How to drive in snow — for Denver’s newcomers
An expert offers tips for wintry conditions as a storm rolls in.
Buckle up, Denver. You’re going to wake up to snow, ice and Arctic cold on Wednesday morning. And when you get behind the wheel and turn the key, it’s going to hit some of you: You’ve forgotten how to drive in the snow. Or, maybe you’ve just moved to Colorado from a warm weather state, say California, Texas, Florida or Arizona, and this is an entirely new experience.
“A lot of people when they’re driving on the roads, they think they know what they’re doing,” said Michal Michalkow, owner of First Gear Driving Academy. “But when it comes to it, they don’t.”
Michalkow worked in emergency medical services for 15 years in New York and Colorado. His company, First Gear, focuses solely on winter driving.
“I’ve seen too many people lose their lives or get hurt badly,” he said.
“They panic, they get nervous, they do the opposite of what they’re supposed to be doing,” he added. “By the opposite, they hit what they don’t want to hit.”
But the forgetful and newcomers don’t necessarily have to throw up their hands and head back inside — although if you’re feeling uncomfortable, don’t risk it and stay home.
Michalkow gave several tips for ways to stay safe when driving in the snow:
Go easy on the pedals: Michalkow said slamming on the breaks or accelerating too quickly is a recipe for losing control. If a driver needs to slow down, it’s better to lift the foot off the accelerator and allow the car to slow naturally.
Mind your speed: It may sound
self-evident, but don’t speed. Michalkow was clear that this goes for fourwheel-drive vehicles, too. Just because a car can go fast doesn’t mean it should. Faster speeds and bigger cars mean more gravity that makes it harder to stop. “The more gravity you have, the more chances you have of losing control of the vehicle and spinning out,” Michalkow said.

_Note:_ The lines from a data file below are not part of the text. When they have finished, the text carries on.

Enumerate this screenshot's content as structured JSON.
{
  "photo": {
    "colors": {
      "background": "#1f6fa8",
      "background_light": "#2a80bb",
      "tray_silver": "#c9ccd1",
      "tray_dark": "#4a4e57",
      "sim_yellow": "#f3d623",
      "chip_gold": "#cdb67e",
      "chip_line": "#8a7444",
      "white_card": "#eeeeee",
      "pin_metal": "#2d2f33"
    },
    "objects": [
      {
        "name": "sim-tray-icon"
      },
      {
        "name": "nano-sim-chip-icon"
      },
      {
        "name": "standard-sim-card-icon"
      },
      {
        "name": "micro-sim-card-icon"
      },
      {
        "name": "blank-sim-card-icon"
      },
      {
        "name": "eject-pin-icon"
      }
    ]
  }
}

Give some space: No one likes a tailgater, especially when it’s snowing. Michalkow said drivers should be 3 or 3 K seconds behind the car in front, which means they can see its tires, under normal conditions. Add distance when it’s snowy and wet. AAA recommends putting 8 to 10 seconds between cars.

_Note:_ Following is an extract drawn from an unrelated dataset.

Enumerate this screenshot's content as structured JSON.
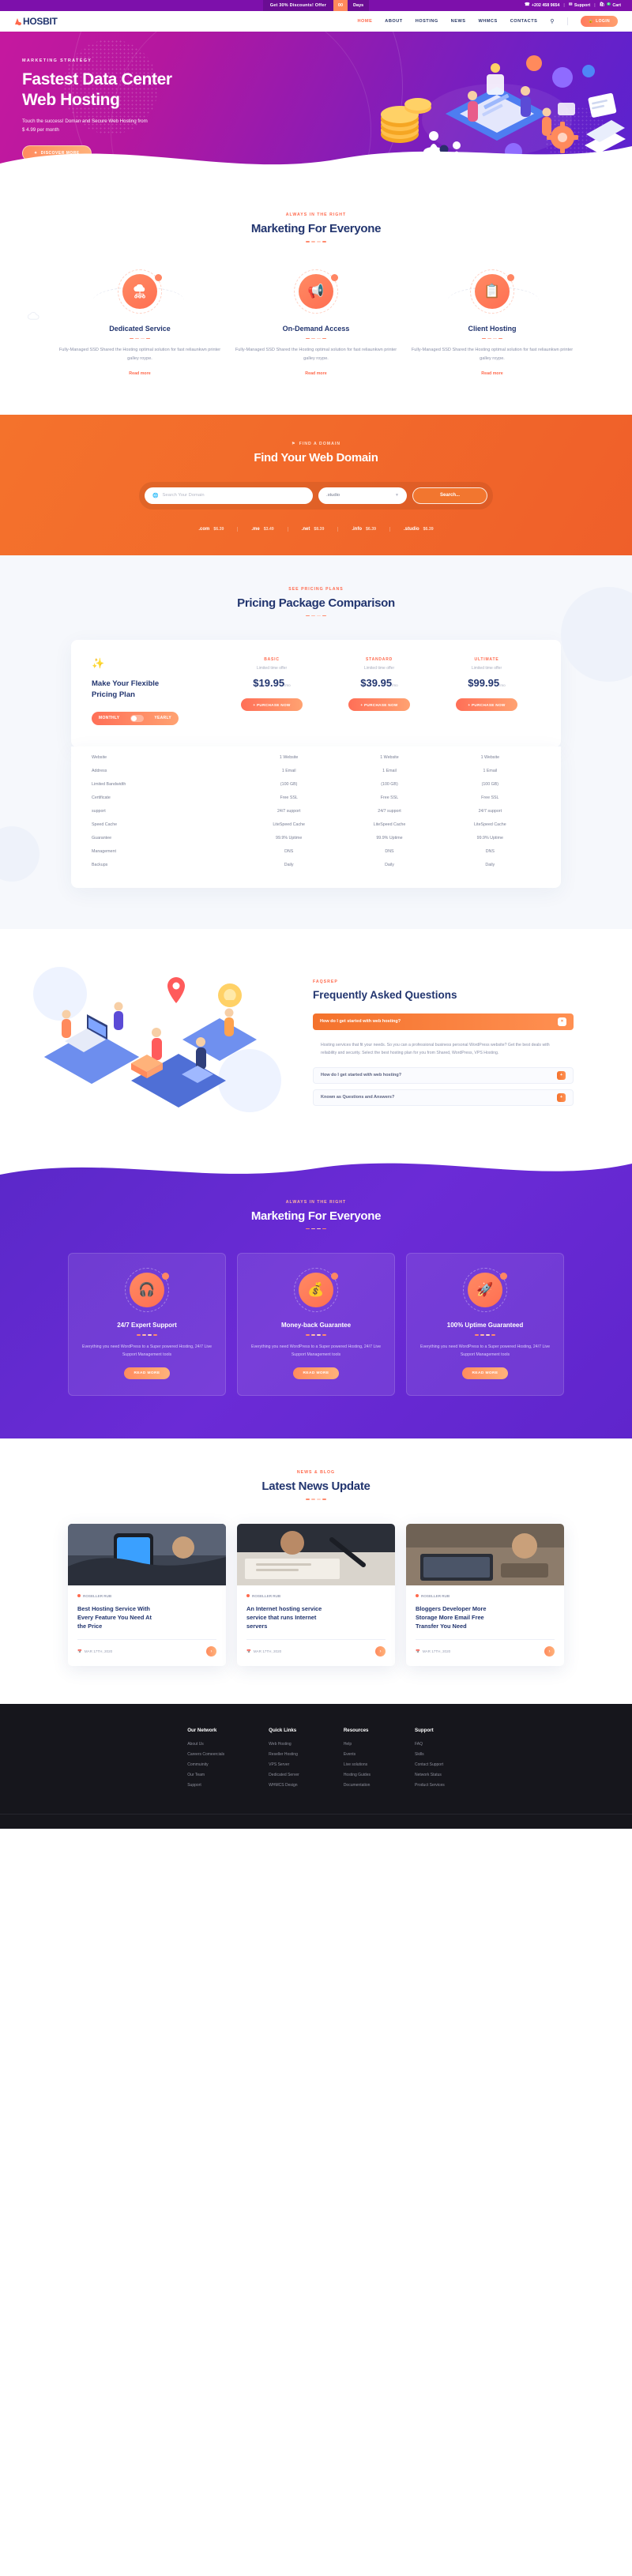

Forget what your parents said about driving into a skid: With modern cars, this school of thought no longer applies. Michalkow said there are three types of skids — front wheel, rear wheel and all wheel — that each use different techniques to get out of.
The best bet is to loosely hold the wheel, take the foot off the accelerator and look where you want to go, not the object you’re trying to avoid. “By staring at (what you don’t want to hit), your brain’s like, ‘Oh, Michal wants to go in that direction.'”

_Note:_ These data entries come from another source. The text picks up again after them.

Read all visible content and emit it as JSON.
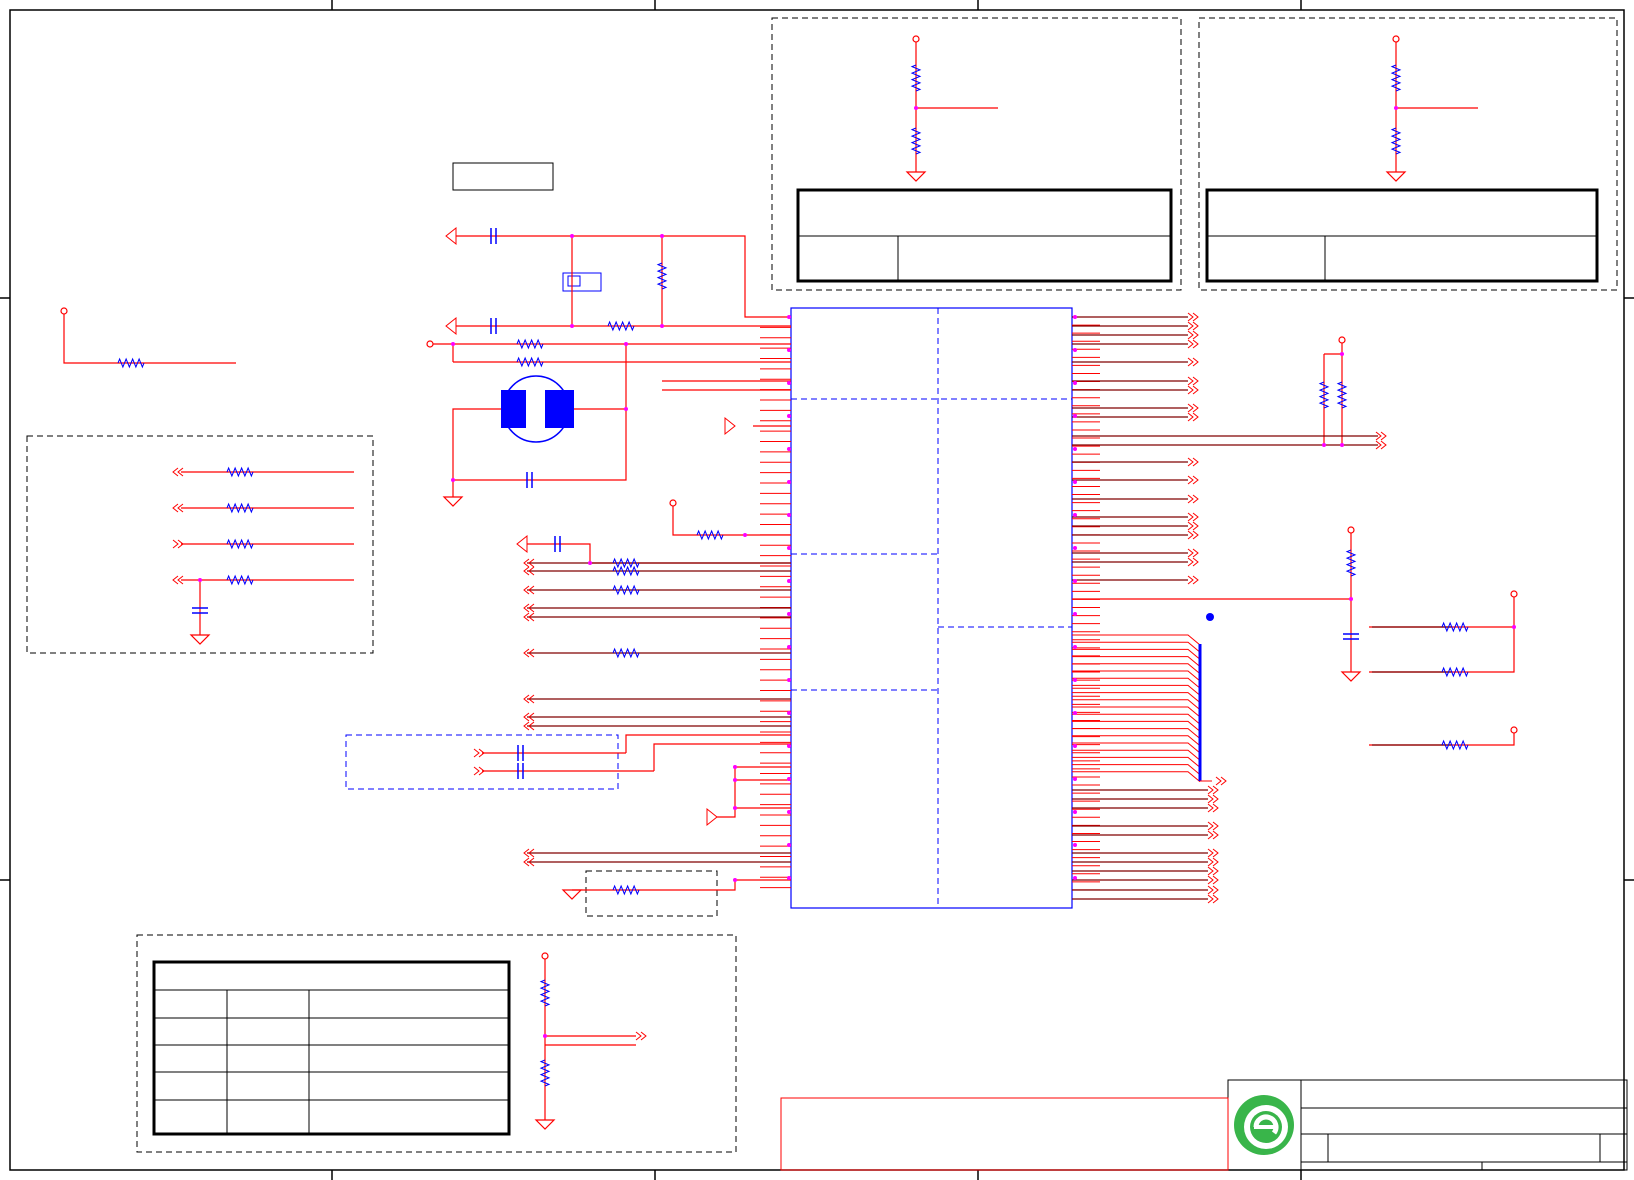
{
  "sheet": {
    "colors": {
      "frame": "#000000",
      "net": "#800000",
      "wire": "#ff0000",
      "part": "#0000ff",
      "junction": "#ff00ff",
      "ground": "#ff0000",
      "box": "#000000",
      "logo_ring": "#39b54a"
    }
  },
  "ic": {
    "left_pins": 56,
    "right_pins": 72
  },
  "logo": {
    "icon": "company-logo-icon"
  }
}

Michalkow compared driving a vehicle to his relationship with his wife. “If I’m rude to her, she’s going to be rude to me.” Instead, he said a person needs to pamper and be gentle with a car, especially when skidding.
Don’t panic but trust your gut: Don’t tense up and grip the wheel. But if you feel uncomfortable, trust your gut. Michalkow recommended moving to the right lane if you’re on the freeway and slowing to a speed you’re comfortable with.
Pay attention: Driving in the snow is not the time to use a cell phone, tinker with the radio, eat food or put on makeup.
Use proper tires: Michalkow did not have a recommendation on a specific tire brand. He said a tire works if it’s a winter tire with good tread. He said to check to ensure that tires are properly inflated.
Forget what your parents told you about steering into a skid. With modern cars, that technique no longer applies.